The following steps describe the process of developing a stand-alone application with Dexterity:
As with any application development process, this step involves determining exactly what you want the application to do.
For Dexterity applications, this involves defining the tables, designing the interface, deciding what scripts are needed, and designing the reports necessary for the application. It may be useful to create prototypes of parts of the application to test the interface or determine whether parts of your application are practical to implement.
Coding the basic application functions first provides a base on which the build the remainder of the application. Some of the basic functions typically found in Dexterity applications are described in the Stand-alone Application Guide. Refer to that manual for more information.
After the basic functions of the application are coded, you can code other portions that perform functions specific to your application.
As parts of the application are completed, you will want to run it using the runtime engine and test the application’s functions. Testing Dexterity applications is described in Testing Your Application. There you will also find a description the macro system that is available to all Dexterity applications. The macro system is useful for recording test procedures which allows an application to be retested easily.
To use the runtime engine to run your application, you’ll enter product information for the application dictionary and create a launch file to start the application. Adding product information is described in Setting Product Information. Using a launch file to start an application with the runtime engine is described in Using Launch Files.
After you’ve coded and finished making changes to your application, write and code any online help. Online help is described in the Stand-alone Application Guide.

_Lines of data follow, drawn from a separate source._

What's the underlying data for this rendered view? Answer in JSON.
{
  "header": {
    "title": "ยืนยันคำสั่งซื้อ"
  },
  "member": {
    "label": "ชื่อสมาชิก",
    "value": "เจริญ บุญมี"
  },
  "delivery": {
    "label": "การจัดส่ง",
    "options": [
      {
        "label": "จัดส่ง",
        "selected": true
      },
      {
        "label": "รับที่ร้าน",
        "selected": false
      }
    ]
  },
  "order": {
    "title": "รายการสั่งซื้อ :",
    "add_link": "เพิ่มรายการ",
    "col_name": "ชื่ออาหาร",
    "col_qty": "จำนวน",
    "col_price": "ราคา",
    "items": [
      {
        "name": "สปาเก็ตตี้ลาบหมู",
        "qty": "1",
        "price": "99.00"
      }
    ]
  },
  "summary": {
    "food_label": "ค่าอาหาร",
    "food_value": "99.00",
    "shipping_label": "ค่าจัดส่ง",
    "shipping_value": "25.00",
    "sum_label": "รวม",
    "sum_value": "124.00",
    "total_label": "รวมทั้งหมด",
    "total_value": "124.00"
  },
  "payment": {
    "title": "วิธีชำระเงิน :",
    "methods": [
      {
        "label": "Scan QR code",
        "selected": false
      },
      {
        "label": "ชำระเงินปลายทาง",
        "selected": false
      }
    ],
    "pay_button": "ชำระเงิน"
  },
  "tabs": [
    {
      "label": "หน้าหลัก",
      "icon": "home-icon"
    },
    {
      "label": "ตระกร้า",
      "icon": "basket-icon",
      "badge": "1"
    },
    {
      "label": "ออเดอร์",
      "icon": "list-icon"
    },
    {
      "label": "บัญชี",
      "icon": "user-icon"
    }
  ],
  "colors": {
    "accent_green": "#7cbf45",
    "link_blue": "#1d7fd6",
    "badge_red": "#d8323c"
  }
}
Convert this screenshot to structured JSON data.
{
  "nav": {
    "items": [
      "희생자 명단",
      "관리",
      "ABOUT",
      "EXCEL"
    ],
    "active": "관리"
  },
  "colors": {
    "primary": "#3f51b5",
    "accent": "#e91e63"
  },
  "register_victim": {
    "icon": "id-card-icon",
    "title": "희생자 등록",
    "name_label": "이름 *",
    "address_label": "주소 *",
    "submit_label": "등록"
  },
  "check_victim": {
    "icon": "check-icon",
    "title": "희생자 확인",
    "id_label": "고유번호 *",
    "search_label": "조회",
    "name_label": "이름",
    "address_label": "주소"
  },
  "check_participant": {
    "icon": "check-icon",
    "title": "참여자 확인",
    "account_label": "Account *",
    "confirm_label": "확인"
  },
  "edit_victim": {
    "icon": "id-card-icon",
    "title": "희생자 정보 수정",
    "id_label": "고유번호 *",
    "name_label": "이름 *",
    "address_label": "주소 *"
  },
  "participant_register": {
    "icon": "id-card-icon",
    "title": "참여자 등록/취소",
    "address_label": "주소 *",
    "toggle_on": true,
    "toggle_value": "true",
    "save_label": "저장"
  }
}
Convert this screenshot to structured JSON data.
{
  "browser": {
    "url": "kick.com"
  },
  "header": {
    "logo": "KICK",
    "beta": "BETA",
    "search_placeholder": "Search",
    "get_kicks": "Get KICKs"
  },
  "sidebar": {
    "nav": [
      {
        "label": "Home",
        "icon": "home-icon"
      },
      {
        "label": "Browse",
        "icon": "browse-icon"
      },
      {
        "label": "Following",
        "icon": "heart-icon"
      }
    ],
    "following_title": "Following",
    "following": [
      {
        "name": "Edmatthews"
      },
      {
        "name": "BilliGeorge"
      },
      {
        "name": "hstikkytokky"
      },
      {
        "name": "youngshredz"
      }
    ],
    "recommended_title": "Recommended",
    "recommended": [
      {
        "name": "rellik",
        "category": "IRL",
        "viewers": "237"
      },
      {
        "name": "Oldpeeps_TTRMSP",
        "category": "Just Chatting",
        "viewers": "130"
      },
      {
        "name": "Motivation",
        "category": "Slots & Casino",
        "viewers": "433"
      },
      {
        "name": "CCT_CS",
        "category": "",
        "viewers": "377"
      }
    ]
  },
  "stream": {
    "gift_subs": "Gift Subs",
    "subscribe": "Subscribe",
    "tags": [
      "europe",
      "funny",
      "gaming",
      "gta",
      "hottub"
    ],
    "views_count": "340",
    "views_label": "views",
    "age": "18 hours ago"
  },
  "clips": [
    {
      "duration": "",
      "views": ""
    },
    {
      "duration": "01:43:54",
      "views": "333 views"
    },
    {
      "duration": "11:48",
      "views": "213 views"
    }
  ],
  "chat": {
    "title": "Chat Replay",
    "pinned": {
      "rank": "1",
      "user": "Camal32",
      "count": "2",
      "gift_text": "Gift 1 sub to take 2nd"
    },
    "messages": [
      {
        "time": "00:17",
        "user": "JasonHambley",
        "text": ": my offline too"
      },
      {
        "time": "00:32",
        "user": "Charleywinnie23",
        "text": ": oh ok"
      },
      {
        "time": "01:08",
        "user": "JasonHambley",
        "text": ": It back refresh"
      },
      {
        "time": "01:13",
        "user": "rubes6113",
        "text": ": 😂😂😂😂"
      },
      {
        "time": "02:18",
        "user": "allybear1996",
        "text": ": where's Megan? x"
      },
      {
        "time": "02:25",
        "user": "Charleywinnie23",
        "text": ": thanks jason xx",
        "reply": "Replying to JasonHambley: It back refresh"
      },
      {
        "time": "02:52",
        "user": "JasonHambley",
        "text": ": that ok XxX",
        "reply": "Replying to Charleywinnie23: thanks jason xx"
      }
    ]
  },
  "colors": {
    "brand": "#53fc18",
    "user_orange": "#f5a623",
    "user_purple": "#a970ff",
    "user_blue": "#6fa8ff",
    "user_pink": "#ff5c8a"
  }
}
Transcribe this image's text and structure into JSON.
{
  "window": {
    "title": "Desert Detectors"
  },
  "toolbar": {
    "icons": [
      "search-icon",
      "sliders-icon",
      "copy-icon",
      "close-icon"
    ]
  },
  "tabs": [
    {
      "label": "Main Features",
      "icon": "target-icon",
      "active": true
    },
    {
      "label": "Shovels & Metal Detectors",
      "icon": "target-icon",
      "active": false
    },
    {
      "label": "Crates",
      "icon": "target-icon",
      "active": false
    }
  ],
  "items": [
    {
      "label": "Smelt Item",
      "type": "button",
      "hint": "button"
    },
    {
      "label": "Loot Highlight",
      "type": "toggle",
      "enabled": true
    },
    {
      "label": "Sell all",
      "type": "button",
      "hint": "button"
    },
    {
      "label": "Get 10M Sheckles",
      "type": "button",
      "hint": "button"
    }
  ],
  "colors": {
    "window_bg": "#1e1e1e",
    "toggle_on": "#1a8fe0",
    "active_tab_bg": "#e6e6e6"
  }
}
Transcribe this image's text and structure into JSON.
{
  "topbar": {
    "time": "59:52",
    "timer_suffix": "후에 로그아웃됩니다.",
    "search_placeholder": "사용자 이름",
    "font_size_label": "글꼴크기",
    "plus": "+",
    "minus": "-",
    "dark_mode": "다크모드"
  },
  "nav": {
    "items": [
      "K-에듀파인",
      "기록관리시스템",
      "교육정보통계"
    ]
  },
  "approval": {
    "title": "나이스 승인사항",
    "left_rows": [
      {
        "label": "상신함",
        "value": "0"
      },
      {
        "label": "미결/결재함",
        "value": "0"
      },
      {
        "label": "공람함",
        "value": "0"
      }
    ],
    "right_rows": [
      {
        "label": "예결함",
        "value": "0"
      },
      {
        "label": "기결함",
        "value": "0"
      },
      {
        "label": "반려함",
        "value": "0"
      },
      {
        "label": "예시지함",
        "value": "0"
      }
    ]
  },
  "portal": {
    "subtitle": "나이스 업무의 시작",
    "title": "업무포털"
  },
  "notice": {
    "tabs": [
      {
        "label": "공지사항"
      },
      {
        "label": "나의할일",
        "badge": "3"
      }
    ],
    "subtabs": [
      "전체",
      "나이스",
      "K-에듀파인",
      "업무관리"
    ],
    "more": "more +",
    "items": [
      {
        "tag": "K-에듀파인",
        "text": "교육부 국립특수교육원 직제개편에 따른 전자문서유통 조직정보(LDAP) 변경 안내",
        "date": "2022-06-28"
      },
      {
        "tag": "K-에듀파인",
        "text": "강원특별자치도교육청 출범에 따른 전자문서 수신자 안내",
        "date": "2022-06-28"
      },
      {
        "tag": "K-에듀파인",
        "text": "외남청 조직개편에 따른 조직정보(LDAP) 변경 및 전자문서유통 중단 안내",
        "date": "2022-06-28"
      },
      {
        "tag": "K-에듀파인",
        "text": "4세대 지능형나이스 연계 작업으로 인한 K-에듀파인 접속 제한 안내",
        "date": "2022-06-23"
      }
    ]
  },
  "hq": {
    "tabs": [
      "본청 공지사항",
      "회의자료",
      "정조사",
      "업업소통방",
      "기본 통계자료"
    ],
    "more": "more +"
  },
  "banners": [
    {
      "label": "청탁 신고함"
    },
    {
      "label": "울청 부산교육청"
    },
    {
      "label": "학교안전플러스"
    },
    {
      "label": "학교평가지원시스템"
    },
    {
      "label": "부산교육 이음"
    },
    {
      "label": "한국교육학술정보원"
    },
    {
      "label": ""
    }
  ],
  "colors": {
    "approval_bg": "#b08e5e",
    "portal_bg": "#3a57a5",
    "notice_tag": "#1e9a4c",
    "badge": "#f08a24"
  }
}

Once all of the parts of the application are complete, you’ll package them in a deliverable form. Packaging an application is described in Packaging Applications.